Return the listing beneath precisely, with every line intact.
-----
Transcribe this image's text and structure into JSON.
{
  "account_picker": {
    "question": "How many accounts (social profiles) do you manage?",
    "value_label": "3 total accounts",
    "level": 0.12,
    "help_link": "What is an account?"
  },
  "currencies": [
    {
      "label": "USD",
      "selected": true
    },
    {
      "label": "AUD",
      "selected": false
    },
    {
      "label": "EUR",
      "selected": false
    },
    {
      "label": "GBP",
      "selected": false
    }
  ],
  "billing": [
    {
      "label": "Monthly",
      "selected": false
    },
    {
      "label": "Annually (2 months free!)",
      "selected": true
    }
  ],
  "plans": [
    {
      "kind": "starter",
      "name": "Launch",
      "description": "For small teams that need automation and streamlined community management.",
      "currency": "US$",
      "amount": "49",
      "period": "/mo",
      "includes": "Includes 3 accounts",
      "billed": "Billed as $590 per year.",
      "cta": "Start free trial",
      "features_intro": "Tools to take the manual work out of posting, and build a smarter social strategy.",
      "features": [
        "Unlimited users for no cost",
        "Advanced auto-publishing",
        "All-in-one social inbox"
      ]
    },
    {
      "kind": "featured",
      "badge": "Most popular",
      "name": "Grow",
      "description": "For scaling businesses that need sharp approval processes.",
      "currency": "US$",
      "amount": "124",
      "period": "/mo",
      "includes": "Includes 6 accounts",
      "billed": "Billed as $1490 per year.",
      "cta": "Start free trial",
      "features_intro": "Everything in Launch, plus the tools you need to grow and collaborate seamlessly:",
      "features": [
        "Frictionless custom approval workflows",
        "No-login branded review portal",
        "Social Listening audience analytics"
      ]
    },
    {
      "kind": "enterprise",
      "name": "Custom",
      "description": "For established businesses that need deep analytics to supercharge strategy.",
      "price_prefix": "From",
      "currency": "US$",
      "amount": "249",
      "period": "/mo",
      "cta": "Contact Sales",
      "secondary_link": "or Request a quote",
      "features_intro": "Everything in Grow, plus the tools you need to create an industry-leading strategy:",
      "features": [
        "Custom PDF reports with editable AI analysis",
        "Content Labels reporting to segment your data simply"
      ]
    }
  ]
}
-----
Answer below:
Transcribe this image's text and structure into JSON.
{
  "account_picker": {
    "question": "How many accounts (social profiles) do you manage?",
    "value_label": "3 total accounts",
    "level": 0.12,
    "help_link": "What is an account?"
  },
  "currencies": [
    {
      "label": "USD",
      "selected": true
    },
    {
      "label": "AUD",
      "selected": false
    },
    {
      "label": "EUR",
      "selected": false
    },
    {
      "label": "GBP",
      "selected": false
    }
  ],
  "billing": [
    {
      "label": "Monthly",
      "selected": false
    },
    {
      "label": "Annually (2 months free!)",
      "selected": true
    }
  ],
  "plans": [
    {
      "kind": "starter",
      "name": "Launch",
      "description": "For small teams that need automation and streamlined community management.",
      "currency": "US$",
      "amount": "49",
      "period": "/mo",
      "includes": "Includes 3 accounts",
      "billed": "Billed as $590 per year.",
      "cta": "Start free trial",
      "features_intro": "Tools to take the manual work out of posting, and build a smarter social strategy.",
      "features": [
        "Unlimited users for no cost",
        "Advanced auto-publishing",
        "All-in-one social inbox"
      ]
    },
    {
      "kind": "featured",
      "badge": "Most popular",
      "name": "Grow",
      "description": "For scaling businesses that need sharp approval processes.",
      "currency": "US$",
      "amount": "124",
      "period": "/mo",
      "includes": "Includes 6 accounts",
      "billed": "Billed as $1490 per year.",
      "cta": "Start free trial",
      "features_intro": "Everything in Launch, plus the tools you need to grow and collaborate seamlessly:",
      "features": [
        "Frictionless custom approval workflows",
        "No-login branded review portal",
        "Social Listening audience analytics"
      ]
    },
    {
      "kind": "enterprise",
      "name": "Custom",
      "description": "For established businesses that need deep analytics to supercharge strategy.",
      "price_prefix": "From",
      "currency": "US$",
      "amount": "249",
      "period": "/mo",
      "cta": "Contact Sales",
      "secondary_link": "or Request a quote",
      "features_intro": "Everything in Grow, plus the tools you need to create an industry-leading strategy:",
      "features": [
        "Custom PDF reports with editable AI analysis",
        "Content Labels reporting to segment your data simply"
      ]
    }
  ]
}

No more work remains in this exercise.